Member Memories: Cool Riders
(HOG magazine, autumn 2009) Castigliano from the Bergamo Chapter, Italy, writes about their voyage to the Harley-Davidson Euro Festival in Grimaud, France
I’m convinced that taking part in a rally is a good excuse to go away on a trip, get to know the area it’s held in, and meet other people with whom we share this healthy passion for Harley-Davidson.
Having said this, let me add that there are various ways of getting to a rally: leave at the last minute with a race down the motorway from one toll booth to the next, stick to the same motorway ‘because I don’t want to worry about finding all the different roads, or because I like service station sandwiches’, or go for the experience of riding your own bike. We chose the latter, setting off on a 1,300km journey.
On Thursday morning there were 13 of us with 10 bikes and we’d planned to join up with three other friends on the way to make a group of 12 bikes.
We decided to enter France via one of the most spectacular routes, the Maddalena Pass, plunged deep within the province of Cuneo. The road quickly sped by beneath our wheels and, after having a bite to eat on the outskirts of Cuneo town, we set off towards the wide bends of the Stura Valley, passing through some delightful countryside. The mountain pass greeted us with more than two metres of snow. The sky was clear, there wasn’t a cloud to be seen, the temperature was perfect, cool but not too cold, and the tarmac had managed to withstand the harsh winter with only a few holes to look out for.

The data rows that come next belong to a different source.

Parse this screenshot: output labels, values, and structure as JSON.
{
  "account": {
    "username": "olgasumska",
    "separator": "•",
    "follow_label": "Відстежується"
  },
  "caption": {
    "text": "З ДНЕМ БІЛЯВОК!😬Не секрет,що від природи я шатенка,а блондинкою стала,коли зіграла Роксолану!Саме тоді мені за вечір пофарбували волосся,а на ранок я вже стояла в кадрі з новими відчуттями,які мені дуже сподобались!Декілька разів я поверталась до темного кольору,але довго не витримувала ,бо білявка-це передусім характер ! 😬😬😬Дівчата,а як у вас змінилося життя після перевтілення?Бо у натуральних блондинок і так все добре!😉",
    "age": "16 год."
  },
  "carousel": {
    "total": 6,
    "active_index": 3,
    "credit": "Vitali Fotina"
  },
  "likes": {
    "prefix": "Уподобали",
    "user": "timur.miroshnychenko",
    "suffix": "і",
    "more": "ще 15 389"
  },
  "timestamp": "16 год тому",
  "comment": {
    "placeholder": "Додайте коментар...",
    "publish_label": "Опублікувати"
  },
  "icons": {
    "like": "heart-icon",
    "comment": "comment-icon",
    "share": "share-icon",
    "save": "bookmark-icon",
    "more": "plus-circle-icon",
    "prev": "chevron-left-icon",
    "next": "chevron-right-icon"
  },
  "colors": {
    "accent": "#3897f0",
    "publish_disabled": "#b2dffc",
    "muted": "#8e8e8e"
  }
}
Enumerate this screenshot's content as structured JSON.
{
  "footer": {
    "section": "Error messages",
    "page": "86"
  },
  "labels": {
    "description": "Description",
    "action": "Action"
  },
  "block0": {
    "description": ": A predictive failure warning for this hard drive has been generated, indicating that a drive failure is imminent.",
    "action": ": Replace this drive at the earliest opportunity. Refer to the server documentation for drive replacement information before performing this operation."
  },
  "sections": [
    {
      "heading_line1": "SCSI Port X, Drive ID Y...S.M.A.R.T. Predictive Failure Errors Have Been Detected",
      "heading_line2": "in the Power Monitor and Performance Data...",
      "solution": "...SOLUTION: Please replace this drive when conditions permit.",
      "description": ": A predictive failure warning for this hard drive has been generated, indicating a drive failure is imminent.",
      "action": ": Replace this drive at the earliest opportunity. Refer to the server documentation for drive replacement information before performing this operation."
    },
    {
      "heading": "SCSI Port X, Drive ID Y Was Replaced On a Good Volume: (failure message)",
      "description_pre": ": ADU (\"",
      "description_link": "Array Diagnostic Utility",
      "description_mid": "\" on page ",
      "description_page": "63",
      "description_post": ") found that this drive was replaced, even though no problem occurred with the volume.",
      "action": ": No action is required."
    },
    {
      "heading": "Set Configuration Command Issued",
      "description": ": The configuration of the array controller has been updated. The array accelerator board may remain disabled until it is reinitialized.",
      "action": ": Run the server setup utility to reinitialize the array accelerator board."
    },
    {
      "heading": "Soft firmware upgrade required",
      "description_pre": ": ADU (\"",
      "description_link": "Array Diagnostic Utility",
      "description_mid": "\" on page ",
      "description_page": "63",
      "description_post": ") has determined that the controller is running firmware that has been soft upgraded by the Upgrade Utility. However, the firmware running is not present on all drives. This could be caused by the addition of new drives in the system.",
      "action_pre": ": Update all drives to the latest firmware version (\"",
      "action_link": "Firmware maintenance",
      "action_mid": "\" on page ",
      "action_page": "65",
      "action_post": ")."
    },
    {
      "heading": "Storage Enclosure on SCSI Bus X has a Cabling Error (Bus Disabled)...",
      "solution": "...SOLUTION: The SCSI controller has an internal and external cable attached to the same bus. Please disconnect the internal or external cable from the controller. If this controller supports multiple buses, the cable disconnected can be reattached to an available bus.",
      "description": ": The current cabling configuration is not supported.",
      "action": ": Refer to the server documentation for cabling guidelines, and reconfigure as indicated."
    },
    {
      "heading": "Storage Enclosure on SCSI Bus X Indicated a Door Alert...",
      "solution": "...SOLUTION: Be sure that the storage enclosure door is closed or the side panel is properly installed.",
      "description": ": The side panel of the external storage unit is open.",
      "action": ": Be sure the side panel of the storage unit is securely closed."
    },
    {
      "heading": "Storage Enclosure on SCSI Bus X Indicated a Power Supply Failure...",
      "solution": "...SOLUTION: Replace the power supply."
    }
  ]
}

Once we’d taken the compulsory photo we crossed the top of the pass and arrived in France with a long, wide, breathtaking drop towards Barcellonette, the regional capital and the place to go for anyone who wants to experience the Mercantour Alps.
Having got lost but then found our way on the road that we’d decided to follow, we started our ascent to the Col d’Allos (2,240 metres). Not many of us knew what to expect: a long 25km climb through forests, abandoned villages, hairpin bends with sheer drops over deep ravines, but no traffic whatsoever and tremendous views. As we gradually got higher and higher up, the amount of snow on the sides of the roads increased, until the last 500 metres of our climb where we passed through two walls of snow more than two metres high. The strange thing was that the walls were perfectly square and it was as if we were in a large cool box: around the bend we came across a snow plough. We were later told why: the mountain pass had been closed due to the snow until 5pm that day. We passed through it at 5:20pm. The descent was an adventure to top all others and after hairpin bends enclosed by two walls of snow, grit in the middle of the road, water from thawed ice and even a snowslide blocking most of the roadway, we arrived in Colmars, a well-known ski resort situated at the source of the Verdon river.
We travelled down the Verdon Valley along a road of gentle bends, which allowed us to relax and enjoy the glorious temperature and the superb countryside. The Verdon is famous for the gorges it has carved in the sandstone about 20km downstream, but near our first destination an impressive dam already formed a series of emerald-green lakes.
Castellane was our first stop and where we spent the night. We were convinced we’d managed to bring our Harleys to places where very few Harleys had been before, which gave us all reason to feel very proud of ourselves. The next day we were greeted by the wonderful sight of the Verdon Gorge. Once we’d crossed the bridge at the point where the Verdon flows into the large lake, we turned left on to one of five roads rated the most beautiful in Europe: the D19 towards Comps. From there, crossing the Var and entering Provence, the descent towards St. Maxime and the sea in the Gulf de St-Tropez lead us to our final destination of Port Grimaud, home of the Harley-Davidson Euro Festival.
On Sunday morning, after two days surrounded by bikers from all over Europe, we experienced our final thrill: the parade through the applauding crowds brought tears of emotion to our eyes.